Saved data entries
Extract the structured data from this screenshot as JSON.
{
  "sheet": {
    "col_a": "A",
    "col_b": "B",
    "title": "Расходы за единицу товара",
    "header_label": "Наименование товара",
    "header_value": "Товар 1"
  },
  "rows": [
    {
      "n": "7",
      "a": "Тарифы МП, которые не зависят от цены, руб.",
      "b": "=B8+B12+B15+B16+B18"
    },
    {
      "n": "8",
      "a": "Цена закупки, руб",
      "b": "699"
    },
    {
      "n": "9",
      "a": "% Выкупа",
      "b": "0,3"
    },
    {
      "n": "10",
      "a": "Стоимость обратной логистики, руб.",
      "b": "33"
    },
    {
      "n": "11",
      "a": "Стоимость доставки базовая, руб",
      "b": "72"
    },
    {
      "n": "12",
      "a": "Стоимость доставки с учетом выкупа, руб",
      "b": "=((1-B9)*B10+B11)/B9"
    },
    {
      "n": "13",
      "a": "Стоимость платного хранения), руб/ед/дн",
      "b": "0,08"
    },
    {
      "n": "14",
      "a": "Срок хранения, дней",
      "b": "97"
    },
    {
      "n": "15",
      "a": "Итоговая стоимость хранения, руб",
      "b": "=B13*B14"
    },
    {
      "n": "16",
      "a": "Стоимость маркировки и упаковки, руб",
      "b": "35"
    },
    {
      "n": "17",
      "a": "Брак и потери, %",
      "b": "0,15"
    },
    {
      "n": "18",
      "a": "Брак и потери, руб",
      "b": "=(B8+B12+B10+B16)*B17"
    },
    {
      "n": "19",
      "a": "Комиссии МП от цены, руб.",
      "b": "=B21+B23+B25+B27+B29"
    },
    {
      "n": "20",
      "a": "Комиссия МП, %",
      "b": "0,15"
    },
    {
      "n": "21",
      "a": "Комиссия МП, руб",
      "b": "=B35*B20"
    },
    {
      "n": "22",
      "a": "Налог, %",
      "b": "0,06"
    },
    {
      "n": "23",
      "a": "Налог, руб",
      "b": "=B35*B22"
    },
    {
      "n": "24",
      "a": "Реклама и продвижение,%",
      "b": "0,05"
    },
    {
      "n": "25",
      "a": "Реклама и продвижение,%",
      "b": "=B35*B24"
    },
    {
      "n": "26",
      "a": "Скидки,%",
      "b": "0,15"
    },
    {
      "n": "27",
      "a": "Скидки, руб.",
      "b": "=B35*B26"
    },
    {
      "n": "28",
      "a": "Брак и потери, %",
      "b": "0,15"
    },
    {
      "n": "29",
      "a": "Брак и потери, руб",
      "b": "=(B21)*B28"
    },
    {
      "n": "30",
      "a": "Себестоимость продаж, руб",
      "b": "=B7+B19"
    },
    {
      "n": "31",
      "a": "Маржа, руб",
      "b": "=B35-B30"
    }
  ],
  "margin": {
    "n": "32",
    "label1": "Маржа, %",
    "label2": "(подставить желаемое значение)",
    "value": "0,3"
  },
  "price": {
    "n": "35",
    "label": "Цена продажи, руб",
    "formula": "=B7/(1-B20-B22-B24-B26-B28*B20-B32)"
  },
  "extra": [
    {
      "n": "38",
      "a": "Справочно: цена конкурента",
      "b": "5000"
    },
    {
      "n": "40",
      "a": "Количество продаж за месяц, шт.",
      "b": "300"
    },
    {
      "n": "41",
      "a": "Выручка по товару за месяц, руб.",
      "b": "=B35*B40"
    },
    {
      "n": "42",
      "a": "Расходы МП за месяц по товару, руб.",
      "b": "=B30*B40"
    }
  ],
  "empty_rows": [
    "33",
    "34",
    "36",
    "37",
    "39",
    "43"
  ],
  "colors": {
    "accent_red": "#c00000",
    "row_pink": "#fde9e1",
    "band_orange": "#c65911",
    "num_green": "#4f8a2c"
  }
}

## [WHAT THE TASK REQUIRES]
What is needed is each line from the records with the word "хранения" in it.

## [TASK RESULT]
      "a": "Стоимость платного хранения), руб/ед/дн",
      "a": "Срок хранения, дней",
      "a": "Итоговая стоимость хранения, руб",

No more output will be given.